There was a time when vote fraud was so pervasive in Clay County that a lot of honest people saw no reason to vote, said Ken Bolin, pastor of Manchester Baptist Church.
Brennan and other deniers are sure to follow up with “oh that was ancient history or just some local yocals.” Actually that was going on until 2011 if not later and was tracked by the FBI.
From 2002 through 2011, there were 237 public-corruption convictions in the federal Eastern District of Kentucky, compared to 65 in the western district, according to the U.S. Department of Justice. It wasn't the first decade in which the eastern half of the state had one of the highest rates of corruption convictions per capita in the United States.
Chronic poverty and cynicism about government help explain the history of vote fraud. Control over scarce jobs by local politicians also has played a role, allowing power brokers to influence elections with cash or threats. And with small populations and many people related through blood or marriage, kinship and friendship have long created potentially compromising relationships between officials and criminals.
This goes to show that among other things vote fraud deniers are hurting the poor. The article also details something more sinister. Despite the widespread vote fraud the only reason this came to light is that law enforcement officials were after drug dealers who were buying the politicians. When vote fraud was about jobs or corruption, no one cared! Tough anti-drug laws led to arrests that uncovered politicians protecting drug dealers.

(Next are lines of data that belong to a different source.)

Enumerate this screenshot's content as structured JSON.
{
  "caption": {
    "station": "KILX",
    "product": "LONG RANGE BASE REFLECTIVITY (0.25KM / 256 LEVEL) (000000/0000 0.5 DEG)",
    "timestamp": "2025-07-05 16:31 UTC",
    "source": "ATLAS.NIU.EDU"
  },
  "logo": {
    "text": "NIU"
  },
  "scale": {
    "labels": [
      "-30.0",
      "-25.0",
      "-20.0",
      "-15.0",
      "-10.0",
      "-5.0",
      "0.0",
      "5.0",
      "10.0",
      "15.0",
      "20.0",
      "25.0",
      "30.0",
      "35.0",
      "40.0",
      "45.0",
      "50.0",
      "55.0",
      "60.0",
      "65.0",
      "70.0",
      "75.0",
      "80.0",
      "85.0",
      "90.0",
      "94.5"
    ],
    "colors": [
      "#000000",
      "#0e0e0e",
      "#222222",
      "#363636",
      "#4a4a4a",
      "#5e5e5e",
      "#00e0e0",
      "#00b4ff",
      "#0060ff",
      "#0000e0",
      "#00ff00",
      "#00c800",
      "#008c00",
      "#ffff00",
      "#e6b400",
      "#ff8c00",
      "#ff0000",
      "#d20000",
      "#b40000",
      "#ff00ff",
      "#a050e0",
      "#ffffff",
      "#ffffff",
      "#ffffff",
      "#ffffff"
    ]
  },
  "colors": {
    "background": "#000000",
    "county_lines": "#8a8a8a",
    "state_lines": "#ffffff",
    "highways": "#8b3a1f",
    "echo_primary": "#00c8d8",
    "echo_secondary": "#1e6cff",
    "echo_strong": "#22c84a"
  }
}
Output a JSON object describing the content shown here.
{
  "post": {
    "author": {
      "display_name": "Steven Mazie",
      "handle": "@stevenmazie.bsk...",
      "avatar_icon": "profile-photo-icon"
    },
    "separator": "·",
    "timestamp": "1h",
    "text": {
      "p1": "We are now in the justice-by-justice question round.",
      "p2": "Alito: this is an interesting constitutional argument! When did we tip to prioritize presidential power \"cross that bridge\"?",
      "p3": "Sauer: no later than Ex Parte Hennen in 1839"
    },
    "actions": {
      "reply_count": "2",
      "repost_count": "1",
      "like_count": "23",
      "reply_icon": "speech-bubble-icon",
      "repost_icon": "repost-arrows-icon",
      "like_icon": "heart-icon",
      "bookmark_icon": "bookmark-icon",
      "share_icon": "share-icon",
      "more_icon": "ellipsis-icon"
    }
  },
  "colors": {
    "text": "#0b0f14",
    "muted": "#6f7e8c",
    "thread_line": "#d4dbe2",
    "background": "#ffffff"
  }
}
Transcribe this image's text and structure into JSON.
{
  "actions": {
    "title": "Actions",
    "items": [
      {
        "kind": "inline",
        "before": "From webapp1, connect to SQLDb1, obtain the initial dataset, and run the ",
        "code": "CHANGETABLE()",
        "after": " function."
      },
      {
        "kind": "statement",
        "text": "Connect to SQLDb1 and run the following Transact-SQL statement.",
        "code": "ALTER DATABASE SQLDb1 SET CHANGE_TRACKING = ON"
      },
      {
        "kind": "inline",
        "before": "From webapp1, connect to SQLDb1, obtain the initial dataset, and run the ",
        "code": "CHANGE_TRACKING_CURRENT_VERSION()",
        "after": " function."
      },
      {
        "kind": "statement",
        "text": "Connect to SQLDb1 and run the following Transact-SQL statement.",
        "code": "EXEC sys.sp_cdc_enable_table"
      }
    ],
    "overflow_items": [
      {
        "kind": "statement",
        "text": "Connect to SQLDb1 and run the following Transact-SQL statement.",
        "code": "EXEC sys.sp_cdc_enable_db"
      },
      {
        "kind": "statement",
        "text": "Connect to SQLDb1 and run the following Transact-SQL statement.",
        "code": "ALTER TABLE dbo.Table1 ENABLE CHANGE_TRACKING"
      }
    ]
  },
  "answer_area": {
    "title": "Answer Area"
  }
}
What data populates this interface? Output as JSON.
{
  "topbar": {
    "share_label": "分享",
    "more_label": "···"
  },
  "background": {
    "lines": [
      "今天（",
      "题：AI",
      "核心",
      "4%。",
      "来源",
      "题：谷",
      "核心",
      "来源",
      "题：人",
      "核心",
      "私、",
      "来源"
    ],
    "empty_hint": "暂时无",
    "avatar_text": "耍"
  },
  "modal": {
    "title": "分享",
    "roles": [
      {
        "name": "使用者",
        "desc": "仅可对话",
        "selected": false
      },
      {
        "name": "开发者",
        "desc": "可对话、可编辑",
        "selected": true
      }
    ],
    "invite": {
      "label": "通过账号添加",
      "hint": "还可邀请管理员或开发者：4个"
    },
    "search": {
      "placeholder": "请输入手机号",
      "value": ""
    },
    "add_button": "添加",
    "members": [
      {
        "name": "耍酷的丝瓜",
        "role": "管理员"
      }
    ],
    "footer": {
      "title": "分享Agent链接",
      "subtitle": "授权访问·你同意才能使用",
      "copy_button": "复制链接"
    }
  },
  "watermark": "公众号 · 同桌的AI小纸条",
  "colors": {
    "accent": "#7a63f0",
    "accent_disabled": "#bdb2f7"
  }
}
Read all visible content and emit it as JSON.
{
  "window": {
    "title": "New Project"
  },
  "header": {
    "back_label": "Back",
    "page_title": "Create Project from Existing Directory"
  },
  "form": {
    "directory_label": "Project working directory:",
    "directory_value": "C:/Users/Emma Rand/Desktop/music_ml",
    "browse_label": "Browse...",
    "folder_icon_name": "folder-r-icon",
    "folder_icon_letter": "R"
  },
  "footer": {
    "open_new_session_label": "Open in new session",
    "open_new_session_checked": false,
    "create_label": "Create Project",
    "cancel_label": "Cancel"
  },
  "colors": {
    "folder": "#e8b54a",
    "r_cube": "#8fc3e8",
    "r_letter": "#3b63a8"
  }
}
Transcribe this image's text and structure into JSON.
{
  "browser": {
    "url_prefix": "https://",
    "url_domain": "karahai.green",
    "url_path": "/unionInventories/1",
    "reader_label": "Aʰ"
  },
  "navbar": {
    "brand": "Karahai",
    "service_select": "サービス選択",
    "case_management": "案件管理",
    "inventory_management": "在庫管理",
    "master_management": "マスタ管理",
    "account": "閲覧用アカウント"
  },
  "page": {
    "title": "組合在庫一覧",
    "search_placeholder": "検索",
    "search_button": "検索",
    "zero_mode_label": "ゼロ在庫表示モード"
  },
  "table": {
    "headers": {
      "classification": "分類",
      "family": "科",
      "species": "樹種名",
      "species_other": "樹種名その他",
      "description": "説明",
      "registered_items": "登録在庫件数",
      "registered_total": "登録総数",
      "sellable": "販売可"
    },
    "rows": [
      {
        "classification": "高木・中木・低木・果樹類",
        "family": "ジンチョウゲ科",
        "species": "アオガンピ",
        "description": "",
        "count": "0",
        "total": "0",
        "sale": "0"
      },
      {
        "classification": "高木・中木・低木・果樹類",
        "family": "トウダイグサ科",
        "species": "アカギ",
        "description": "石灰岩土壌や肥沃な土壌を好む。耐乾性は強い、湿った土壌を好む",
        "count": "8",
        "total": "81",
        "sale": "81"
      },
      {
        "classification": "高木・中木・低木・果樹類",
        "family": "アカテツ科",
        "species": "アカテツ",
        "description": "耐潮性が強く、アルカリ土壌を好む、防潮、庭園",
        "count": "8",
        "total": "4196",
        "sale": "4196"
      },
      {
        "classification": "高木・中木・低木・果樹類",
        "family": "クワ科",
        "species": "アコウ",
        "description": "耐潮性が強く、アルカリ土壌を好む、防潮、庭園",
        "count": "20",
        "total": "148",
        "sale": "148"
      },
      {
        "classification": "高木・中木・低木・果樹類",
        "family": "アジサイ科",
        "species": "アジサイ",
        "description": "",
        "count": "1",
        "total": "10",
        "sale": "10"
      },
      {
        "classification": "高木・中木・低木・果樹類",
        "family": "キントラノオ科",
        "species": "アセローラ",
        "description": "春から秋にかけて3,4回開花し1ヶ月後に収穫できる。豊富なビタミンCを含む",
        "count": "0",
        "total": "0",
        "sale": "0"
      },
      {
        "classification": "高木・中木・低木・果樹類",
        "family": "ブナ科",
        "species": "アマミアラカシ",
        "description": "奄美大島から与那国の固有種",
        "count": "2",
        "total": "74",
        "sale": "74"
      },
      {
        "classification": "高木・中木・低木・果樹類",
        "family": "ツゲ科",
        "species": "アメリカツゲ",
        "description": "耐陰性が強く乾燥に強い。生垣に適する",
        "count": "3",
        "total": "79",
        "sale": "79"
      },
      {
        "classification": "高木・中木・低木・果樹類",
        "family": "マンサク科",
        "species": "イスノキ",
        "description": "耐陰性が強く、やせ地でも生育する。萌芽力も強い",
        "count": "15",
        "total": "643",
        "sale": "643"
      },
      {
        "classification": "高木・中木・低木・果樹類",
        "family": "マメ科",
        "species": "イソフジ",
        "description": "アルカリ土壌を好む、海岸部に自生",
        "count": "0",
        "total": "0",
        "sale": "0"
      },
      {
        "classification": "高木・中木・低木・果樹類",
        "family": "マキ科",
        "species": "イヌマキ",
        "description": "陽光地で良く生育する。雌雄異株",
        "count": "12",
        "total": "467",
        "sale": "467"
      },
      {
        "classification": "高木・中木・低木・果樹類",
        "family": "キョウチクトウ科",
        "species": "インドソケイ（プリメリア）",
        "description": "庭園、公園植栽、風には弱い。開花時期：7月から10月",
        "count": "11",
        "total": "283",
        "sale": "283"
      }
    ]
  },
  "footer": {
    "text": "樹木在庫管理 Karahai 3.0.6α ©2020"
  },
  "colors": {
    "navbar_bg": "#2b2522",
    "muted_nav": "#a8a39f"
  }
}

Vote fraud deniers should read the Kentucky case to help to understand the serious problem of vote fraud. More likely, they will ignore it and continue to hurt the American public, including the poor.